The following problems complicate the application of justice. FIDELITY Fidelity is keeping one’s promises or commitments.Non. The principle of confidentiality provides that care givers should respect a patient need for privacy and use personal information about him or her only to improve care. Truth telling is an ethical concern for nurses. Nurse managers use this principle when they give all the facts of a situation. This principle of justice requires treating others fairly and giving persons their due. There is not always enough for each person to receive an equal share. because truth is the basis for mutual trust between patient and nurse. but also the equal commitment to do no harm. sometimes there are situations in which it seems that one person should receive a greater or lesser share than another. Fidelity is important in a nurse because a patient’s hope for relief and recovery rests on evidence care givers conscientiousness. Nurses and other health care professionals agree to national code of ethics that define practice and offer to the public a definition of professional practice standards. It requires professional care-givers to provide with accurate. a) Not everyone is equal in everyway. b) Resources are limited. CONCLUSION In professional practice such as nursing. truthfully and assist their employees to make decisions. CONFEDENTIALITY Confidentiality is the duty to respect privileged information. JUSTICE Justice concerns the issue that persons should be treated equally and fairly. a code of ethics provides guidelines for safe and compassionate care. reality based information about their health status and care or treatment prospection.The standards of nonmaleficence promotes a continuing effort to consider the potential for harm even when it may be necessary to promote health. In health care ethics it is important to remember that ethical practice involves not only the will to do good. and trust is the basis for patient’s hope of benefit from nursing services.maleficence is the avoidance of harm or hurt. Nurses should practice confidentiality to decrease patient vulnerability and share from wide spread knowledge of personal information divulged during care. A professional nurse is . VERACITY Veracity concerns truth telling and incorporates the concept that individuals should always tell the truth. The principle of fidelity holds that a person should faithfully fulfill his duties and obligations.

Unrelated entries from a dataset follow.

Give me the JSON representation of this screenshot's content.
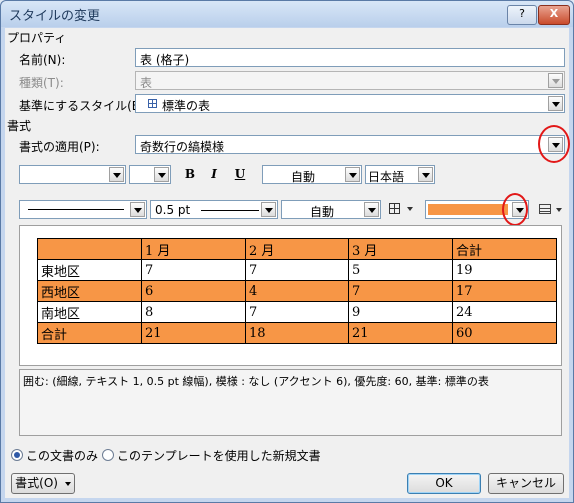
{
  "window": {
    "title": "スタイルの変更",
    "help_label": "?",
    "close_label": "X"
  },
  "properties": {
    "section_label": "プロパティ",
    "name_label": "名前(N):",
    "name_value": "表 (格子)",
    "type_label": "種類(T):",
    "type_value": "表",
    "based_on_label": "基準にするスタイル(B):",
    "based_on_value": "標準の表"
  },
  "format": {
    "section_label": "書式",
    "apply_to_label": "書式の適用(P):",
    "apply_to_value": "奇数行の縞模様",
    "font_size_value": "",
    "font_name_value": "",
    "bold_label": "B",
    "italic_label": "I",
    "underline_label": "U",
    "font_color_value": "自動",
    "language_value": "日本語",
    "line_weight_value": "0.5 pt",
    "border_color_value": "自動",
    "shading_color": "#f79646"
  },
  "preview_table": {
    "rows": [
      [
        "",
        "1 月",
        "2 月",
        "3 月",
        "合計"
      ],
      [
        "東地区",
        "7",
        "7",
        "5",
        "19"
      ],
      [
        "西地区",
        "6",
        "4",
        "7",
        "17"
      ],
      [
        "南地区",
        "8",
        "7",
        "9",
        "24"
      ],
      [
        "合計",
        "21",
        "18",
        "21",
        "60"
      ]
    ],
    "highlight_color": "#f79646"
  },
  "description": "囲む: (細線, テキスト 1,  0.5 pt 線幅), 模様 : なし (アクセント 6), 優先度: 60, 基準: 標準の表",
  "scope": {
    "option_this_doc": "この文書のみ",
    "option_template": "このテンプレートを使用した新規文書"
  },
  "buttons": {
    "format_label": "書式(O)",
    "ok_label": "OK",
    "cancel_label": "キャンセル"
  }
}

Todays issue. T.391.274.expected to follow Code of Ethics. pp – 95. Philadelphia. pp.A Devis company. 1st edition.6 th edition. F. I Publishers. A.116. 1st edition.” Professional adjustment and ethics for nurses in India”. B. Anne (2005). BIBLIOGRAPHY Catalano.pp -389. Zwemmer J Ann (1980).278 Potter. . which represents the whole nursing profession to the public. “Fundamentals of Nusing”. Joseph (2007). Patricia. Perry G. Tomorrow’s trends”. “Nursing now. Mosby publishers.